From this situation came my first VERB OF THE DAY, an activity which has since become the routine with which I begin every lesson.
1. Write The verb of the day is... on the board
2. Mime the verb of the day. The pupils say what they think the verb is. If they don't know the word in English, they ask 'How do you say .... in English?'
3. Give them the verb in English. Get everybody to mime it and repeat it.
4. Ask the pupils how they think it is spelt. Write it on the board.
5. The pupils add the verb to their list at the back of their notebooks (with an illustration or translation) while you take the register.
Starting the lesson with a word of the day is nothing new. But this version of the activity has confirmed to me that the pupils don’t need to learn the names of more animals or types of food. They need USEFUL VERBS.
The first 10 verbs on our verb list are as follows:
The verb of the day is…..
1 put your hand over your mouth
5 (don’t) drop litter
6 put it in the bin
7 play a CD
8 rub something out
9 underline something
10 turn the light on / off

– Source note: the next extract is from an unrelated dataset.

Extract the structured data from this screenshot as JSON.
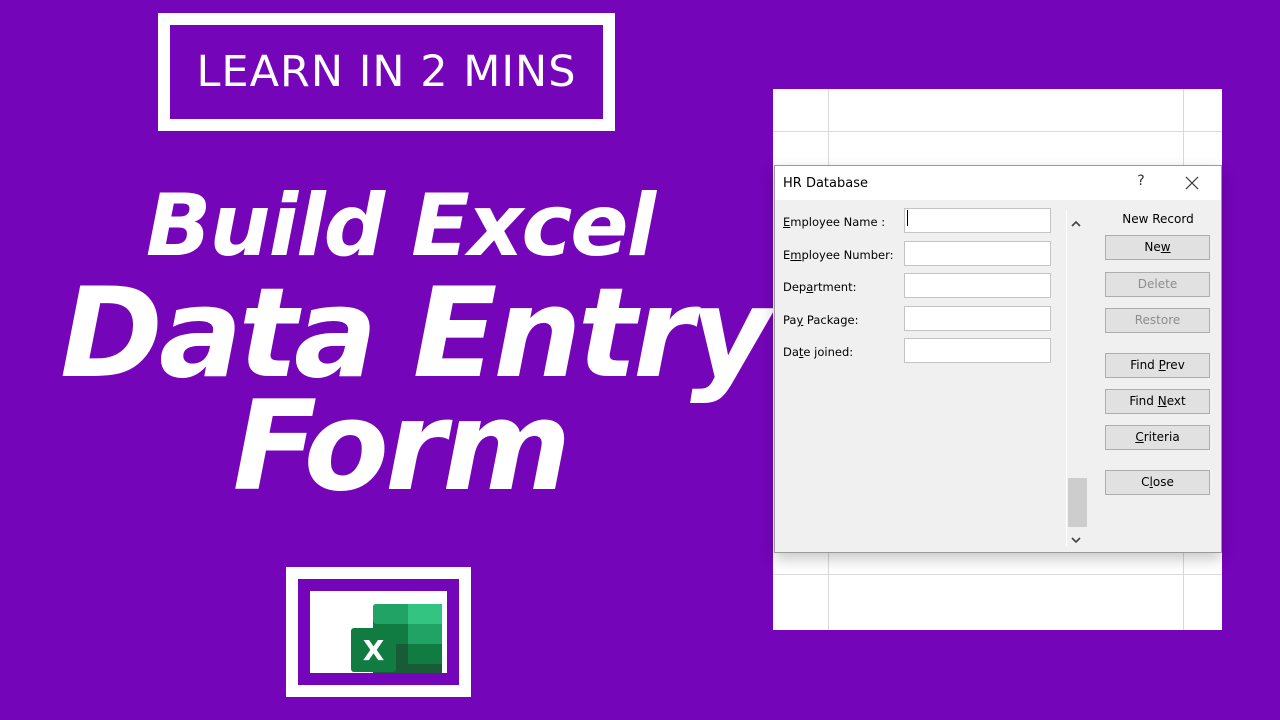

We now have a list of 51 verbs. By the end of the year it will be over 100. We regularly incorporate the verbs into games and activities. Most importantly, however, the verbs regularly come up naturally in the course of our lessons. As a result, there are fewer breakdowns in understanding and a greater sense of being able to use English in genuine every-day communication.
Mark Ormerod - teacher, teacher trainer, author of 'Summer Time' and co-author of 'Find Out!'
This is a great activity for practising the question form. Write four numbers on the corner of the board which have a relevance to you. There's nothing more interesting for students than their teacher's private life (within reason!). Students have to form questions to guess the connection between the numbers and their teacher. Needless to say the questions must be asked and answered in English.
For example, the number 2 might spawn the question Have you got two children? Actually, this is true in my case but that’s not the connection I was thinking about. They continue to ask questions (eg Have you got two pets at home?) until they come up with the right answer. When they have discovered the four numbers, the teacher can either finish the activity choose a student to do the same on the board.
The activity really catches their imagination and they even discover
Yolanda Iborra Bernabeu, Colegio Calasancio, Alicante.
Each year Macmillan rewards the two students who receive the highest marks in the entrance exam for L’Universitat Rovira i Virgili in Tarragona with a cash prize of 400€ plus a set of Macmillan books. This year, first prize went to Pau Ortega of IES Baix Camp in Reus and the second prize was won by Núria Ventós of IES Joan Guinhoan in Riudoms. Both Pau and Núria are pictured below receiving their prizes from Macmillan representative David Sanahuja (click on photos to enlarge).